Moreover, Under ss 351(1), 417(1), 501J(1) of the Migration Act 1958 (Cth), there are only two preconditions for the exercise of the power, namely, the Minister having decided to consider whether to exercise the power and the Minister thinking that it is in the public interest to do so. As there is no statutory duty to consider any request, ‘no question of procedural fairness arises when the Minister declines to embark upon such a consideration’.
|· Strong compassionate circumstances that, if not recognised, would result in serious, ongoing and irreversible harm and continuing hardship to an Australian citizen or an Australian family unit (where at least one member of the family is an Australian citizen or Australian permanent resident)
|· A statutory declaration outlining how the Australian citizen or permanent resident will suffer ongoing and irreversible harm and continuing hardship, and any reasons why you cannot apply for a visa from outside Australia
· Medical/specialist reports confirming an Australian citizen or permanent resident needs ongoing and continuous care that is not otherwise available and evidence of the efforts you or your family have made to source care from community and other support services; Supporting letter from the Australian citizen or permanent resident to whom you are providing support, or from their family members,
|Compassionate circumstances regarding your age, health or psychological state, that if not recognised, would result in serious, ongoing and irreversible harm and continuing hardship.
|· Documents to support claims that you would suffer serious, ongoing and irreversible harm and continuing hardship if you are returned to your country of origin:
o Evidence of your age (birth certificate or passport)
o Evidence of your health status (recent medical/specialist reports)
o A statutory declaration outlining how you will suffer irreparable harm and continuing hardship because of your age or ill-health
o A letter of support from your family members or from others who are willing to provide you with ongoing care while you are in Australia indicating the nature of the support and care that they are able to provide.
|Exceptional economic, scientific, cultural or other benefits that would result from you being permitted to remain in Australia.
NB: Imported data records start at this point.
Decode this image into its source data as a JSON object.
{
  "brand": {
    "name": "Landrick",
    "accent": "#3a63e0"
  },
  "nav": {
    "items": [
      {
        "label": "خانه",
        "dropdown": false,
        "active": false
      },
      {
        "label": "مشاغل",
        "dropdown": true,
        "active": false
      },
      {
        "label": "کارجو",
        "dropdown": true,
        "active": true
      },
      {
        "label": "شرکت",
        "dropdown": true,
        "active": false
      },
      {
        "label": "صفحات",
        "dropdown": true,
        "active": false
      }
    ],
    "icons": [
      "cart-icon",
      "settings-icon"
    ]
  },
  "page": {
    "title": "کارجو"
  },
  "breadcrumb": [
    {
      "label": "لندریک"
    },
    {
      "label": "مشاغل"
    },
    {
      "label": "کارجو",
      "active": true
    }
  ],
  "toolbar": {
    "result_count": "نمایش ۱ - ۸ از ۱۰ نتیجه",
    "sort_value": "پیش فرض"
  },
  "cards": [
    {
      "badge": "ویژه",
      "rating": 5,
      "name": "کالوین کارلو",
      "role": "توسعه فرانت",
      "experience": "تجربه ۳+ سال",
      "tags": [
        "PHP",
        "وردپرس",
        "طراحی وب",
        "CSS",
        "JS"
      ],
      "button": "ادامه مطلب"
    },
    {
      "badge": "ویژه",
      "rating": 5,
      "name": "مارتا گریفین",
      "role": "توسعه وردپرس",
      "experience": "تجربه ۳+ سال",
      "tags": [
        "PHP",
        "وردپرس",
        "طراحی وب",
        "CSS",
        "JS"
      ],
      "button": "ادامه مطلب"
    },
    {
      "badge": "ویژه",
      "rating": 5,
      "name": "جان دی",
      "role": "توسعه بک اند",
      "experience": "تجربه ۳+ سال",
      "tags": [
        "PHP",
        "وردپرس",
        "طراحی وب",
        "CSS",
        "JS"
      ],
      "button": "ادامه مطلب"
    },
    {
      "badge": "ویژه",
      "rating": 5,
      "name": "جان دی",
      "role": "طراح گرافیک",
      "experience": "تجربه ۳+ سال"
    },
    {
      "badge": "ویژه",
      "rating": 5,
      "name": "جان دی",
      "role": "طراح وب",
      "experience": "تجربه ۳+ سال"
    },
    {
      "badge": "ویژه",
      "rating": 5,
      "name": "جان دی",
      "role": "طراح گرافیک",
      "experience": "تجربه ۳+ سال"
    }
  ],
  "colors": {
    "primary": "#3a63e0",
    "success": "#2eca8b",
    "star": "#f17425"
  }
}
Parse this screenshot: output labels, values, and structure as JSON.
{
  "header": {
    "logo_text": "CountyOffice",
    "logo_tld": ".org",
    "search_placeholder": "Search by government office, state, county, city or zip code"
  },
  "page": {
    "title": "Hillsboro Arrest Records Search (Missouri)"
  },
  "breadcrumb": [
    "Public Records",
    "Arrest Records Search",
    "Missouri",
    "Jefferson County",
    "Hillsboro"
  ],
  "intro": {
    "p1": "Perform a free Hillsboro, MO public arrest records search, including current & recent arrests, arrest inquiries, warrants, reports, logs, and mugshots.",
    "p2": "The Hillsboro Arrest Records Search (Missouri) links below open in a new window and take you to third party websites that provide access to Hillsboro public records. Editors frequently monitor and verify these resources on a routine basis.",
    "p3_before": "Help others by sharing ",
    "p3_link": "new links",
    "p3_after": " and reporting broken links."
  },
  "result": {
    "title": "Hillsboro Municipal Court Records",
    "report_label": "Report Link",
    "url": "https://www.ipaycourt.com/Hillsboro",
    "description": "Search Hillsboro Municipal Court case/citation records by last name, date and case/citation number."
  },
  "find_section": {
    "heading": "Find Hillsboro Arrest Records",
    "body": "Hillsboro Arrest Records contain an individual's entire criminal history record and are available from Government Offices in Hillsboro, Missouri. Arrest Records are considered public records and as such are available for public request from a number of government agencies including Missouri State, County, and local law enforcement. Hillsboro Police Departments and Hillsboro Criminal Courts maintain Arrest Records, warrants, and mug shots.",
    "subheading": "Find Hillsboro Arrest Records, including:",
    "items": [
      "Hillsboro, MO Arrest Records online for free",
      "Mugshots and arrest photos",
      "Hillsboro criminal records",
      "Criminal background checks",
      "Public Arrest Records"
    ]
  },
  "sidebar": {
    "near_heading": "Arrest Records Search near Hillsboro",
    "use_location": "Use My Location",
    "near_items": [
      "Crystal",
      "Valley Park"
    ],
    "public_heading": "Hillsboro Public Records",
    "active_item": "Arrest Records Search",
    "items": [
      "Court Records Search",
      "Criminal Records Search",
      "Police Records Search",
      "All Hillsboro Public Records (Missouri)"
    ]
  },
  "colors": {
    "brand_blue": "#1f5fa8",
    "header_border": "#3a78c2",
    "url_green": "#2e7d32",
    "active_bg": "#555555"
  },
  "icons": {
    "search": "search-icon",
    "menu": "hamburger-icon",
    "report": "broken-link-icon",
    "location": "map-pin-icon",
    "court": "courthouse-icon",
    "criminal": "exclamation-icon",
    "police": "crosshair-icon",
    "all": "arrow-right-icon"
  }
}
Have you integrated well into the Australian community?
|Documents demonstrating why you would be of exceptional benefit to Australia:
· Awards or industry or peer recognition;
· Letters of support from relevant national bodies- professional, industry, cultural or sporting bodies;
· Evidence of your English language standard such as the results of an International English Language Testing System (IELTS) language test;
· Evidence of qualifications, for example degrees or membership of a professional body;
· Evidence that your skills are recognised in Australia by a relevant Australian assessment authority;
· Employer references showing you have been employed in your profession or trade;
· Business or financial statements.
· Documents showing participation in or membership of community organisations e.g. sporting clubs, volunteer work, cultural groups
|You cannot be returned to your country of citizenship due to circumstances outside your control.
|Documents supporting your claims:
· Evidence of identity – birth certificate or a genuine travel document issued in your name
· Evidence that you cannot get or you have been refused a new travel document by your country of citizenship or the country you usually live in.
· Country information that relates to you fears independent information showing you would face this kind of harm.
· Did not meet the criteria for the grant of any type of Protection Visa.
The Department of Home Affairs has not published any recent statistics on Ministerial Interventions. The most recent and publicly available statistics are from 2012/13 which shows that the Minister intervenes in 26% of cases under s417 of the Migration Act 1958 and 44% of cases under s357 of the Migration Act 1958.
 Plaintiff S10 (2012) 654  (French CJ and Kiefel J).